Strict liability means that a party is financially liable for damages for engaging in certain prohibited conduct. The injured party does not need to prove intent, negligence, or the person’s mental state to recover compensation for damages. Proving that the defendant’s conduct was the direct and proximate cause of the plaintiff’s injuries is sufficient to establish liability.
Table of Contents
Three Personal Injury Cases Where Strict Liability Applies
Generally, strict liability is used in three types of personal injury cases – keeping wild animals, engaging in abnormally dangerous activities, and some products liability cases. Let’s look at each type of case in relation to liability laws.
Keeping Wild Animals (And Dog Bites)
Keeping wild or exotic animals as pets is inherently dangerous. The risk of injury or death to the public is very high should the animals escape.
If a party keeps wild animals, that party accepts the risk of liability if the animals harm another person. Even if the party takes reasonable measures to secure the wild animals, they are held strictly liable if the wild animals harm anyone. There could be exceptions for educational and government institutions that house wild animals for education or entertainment purposes.
Florida is a strict liability state for dog bites. Dog owners are held strictly liable if their dog bites or attacks a person, even if the dog has never shown any aggression before the incident. The dog owner is legally responsible for the damages caused by the dog.
Abnormally Dangerous Activities
Some activities are so unreasonably dangerous that the parties engaging in those activities are held strictly liable for any injuries or damages caused by the activity.
Generally, abnormally dangerous activities involve behaviors that pose a risk of serious harm to others that cannot be eliminated even with the highest level of care. Abnormally dangerous activities are not activities that people commonly engage in.
Examples of activities that might fall into this category for strict liability include, but are not limited to:
- Blasting and demolition
- Storing explosives
- Containment or production of radioactive emissions
- Disposing of hazardous chemical waste
- Fumigating, crop dusting, or mass use of poisons
- Digging canals
Abnormally dangerous activities are not limited to activities that cause physical harm. A party could be strictly liable for emotional damages and financial loss caused by an abnormally dangerous activity.
Strict liability may apply in some cases involving defective products. A manufacturer or seller could be strictly liable for damages if they place a defective product on the market. Here are a few areas of product liability where strict liability applies are:
Manufacturing or Design Defects
A product may be defective because of mistakes made during the design or manufacturing process. With a design defect, a product has a dangerous design that makes it unsafe to use. A party may be liable for a design defect that causes harm if the design is unsafe in a way that ordinary consumers would not expect and there is a safer alternative design available.
With a manufacturing defect, a product deviates from its design in an unsafe way — usually due to an error in the manufacturing process.
Manufacturers or sellers can be held strictly liable for damages caused by the defective product. The injured party does not need to show negligence or fault.

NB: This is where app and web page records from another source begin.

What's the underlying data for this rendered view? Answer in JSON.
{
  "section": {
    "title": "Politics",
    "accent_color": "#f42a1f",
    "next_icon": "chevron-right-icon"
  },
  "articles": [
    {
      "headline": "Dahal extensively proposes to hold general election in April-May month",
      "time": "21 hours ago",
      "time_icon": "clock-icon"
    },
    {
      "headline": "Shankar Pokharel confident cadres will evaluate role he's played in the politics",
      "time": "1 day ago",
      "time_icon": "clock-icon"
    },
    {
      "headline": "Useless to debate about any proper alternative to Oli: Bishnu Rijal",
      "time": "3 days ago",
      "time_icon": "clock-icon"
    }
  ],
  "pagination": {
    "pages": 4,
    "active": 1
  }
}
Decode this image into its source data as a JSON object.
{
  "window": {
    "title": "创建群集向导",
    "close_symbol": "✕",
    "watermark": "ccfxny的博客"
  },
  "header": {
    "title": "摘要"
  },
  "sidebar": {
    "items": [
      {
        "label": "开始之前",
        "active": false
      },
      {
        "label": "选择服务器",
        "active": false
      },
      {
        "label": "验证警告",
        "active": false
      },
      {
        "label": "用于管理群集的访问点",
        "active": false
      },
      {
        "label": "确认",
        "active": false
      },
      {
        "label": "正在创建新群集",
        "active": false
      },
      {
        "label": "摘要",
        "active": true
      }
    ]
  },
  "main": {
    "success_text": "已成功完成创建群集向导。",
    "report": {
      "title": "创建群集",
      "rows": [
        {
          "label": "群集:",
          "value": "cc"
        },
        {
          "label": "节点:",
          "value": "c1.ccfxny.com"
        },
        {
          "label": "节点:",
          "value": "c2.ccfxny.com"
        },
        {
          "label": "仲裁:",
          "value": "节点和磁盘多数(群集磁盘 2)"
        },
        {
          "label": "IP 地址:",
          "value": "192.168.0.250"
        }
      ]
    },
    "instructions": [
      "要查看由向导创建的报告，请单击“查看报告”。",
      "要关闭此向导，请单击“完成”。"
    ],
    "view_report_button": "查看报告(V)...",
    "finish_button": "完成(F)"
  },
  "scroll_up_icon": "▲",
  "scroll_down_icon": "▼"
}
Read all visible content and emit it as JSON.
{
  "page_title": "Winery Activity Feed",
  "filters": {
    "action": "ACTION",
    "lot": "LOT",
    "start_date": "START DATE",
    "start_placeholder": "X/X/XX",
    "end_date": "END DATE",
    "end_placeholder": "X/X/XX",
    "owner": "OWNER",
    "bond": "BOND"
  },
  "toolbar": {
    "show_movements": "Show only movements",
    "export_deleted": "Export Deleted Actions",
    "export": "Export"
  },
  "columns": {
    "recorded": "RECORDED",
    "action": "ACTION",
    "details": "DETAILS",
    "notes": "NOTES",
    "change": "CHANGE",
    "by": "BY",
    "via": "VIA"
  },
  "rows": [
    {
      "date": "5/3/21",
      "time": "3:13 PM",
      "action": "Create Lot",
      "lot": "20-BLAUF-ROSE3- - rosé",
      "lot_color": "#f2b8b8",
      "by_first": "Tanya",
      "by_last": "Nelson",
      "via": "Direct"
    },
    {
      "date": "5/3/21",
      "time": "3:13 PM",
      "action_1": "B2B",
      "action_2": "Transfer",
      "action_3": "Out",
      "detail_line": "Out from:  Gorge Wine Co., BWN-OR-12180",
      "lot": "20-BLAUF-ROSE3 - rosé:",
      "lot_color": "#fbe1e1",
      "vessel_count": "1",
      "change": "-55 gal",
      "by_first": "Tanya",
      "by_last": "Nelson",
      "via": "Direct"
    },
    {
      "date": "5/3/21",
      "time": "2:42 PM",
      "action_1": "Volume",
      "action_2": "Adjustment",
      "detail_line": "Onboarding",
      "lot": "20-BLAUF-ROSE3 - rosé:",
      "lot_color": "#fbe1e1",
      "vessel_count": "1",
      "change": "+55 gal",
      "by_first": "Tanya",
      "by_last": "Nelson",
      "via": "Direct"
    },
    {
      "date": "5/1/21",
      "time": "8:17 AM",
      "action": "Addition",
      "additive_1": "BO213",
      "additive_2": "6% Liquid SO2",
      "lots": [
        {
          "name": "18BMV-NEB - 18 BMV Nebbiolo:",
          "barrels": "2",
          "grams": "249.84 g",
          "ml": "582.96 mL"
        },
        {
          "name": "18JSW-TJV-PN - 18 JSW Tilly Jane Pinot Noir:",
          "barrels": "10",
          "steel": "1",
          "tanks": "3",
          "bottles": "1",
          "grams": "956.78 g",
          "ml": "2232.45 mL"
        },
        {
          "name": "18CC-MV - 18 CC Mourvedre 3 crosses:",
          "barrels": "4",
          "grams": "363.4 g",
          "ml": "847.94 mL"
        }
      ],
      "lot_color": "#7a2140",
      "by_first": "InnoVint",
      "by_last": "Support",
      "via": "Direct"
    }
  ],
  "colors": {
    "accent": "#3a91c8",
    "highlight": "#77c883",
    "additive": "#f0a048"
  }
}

They only need to prove that the product was defective and the defect was the direct and proximate cause of their injuries.
Breach of Warranty and Marketing Defects
A seller or manufacturer may issue an implied or explicit warranty that a product will work as intended. However, if the product fails to work and a person is injured, the company may be strictly liable for damages.
Likewise, a seller or manufacturer must warn consumers of the risks of using their product when the risks cannot be eliminated through manufacturing or design. If the parties fail to offer a warning and a consumer is hurt by the product, they can be held liable for a marketing defect.
What Damages Can You Recover for a Strict Liability Case?
Injured victims in strict liability cases may seek compensation for the same types of damages as victims of other types of negligence claims.
If the party who caused your injury is found strictly liable for damages, you could receive compensation for:
- The cost of your medical treatment and care
- The cost of nursing care and personal care
- Loss of income, including reduced earning capacity because of permanent impairments
- Physical pain and suffering
- Loss of enjoyment of life
- Mental anguish and emotional distress
- Disabilities and impairments
- Physical, emotional, occupational, and other types of therapy
- Reduced quality of life
Even though you may not need to prove intent or negligence to hold a party strictly liable for damages, you must prove the required legal elements for strict liability. The evidence you need could vary depending on the type of case. For that reason, it is wise to seek legal advice from an experienced attorney as soon as possible.
Documenting financial damages requires keeping receipts, invoices, bills, and other proof of expenses and payments. Keeping a detailed record of all financial damages can make it easier to settle your injury claim after completing medical treatment.
Proving pain and suffering damages is more challenging because everyone suffers differently. Write down your struggles to recover from your accident injuries in a journal. Make notes about how the injury impacted your daily life and the pain you experienced.
Schedule a Free Consultation With Our Florida Personal Injury Lawyers
You may be entitled to compensation for damages if another party is responsible for causing your injury. Call our office for a free case review from an experienced Florida personal injury attorney.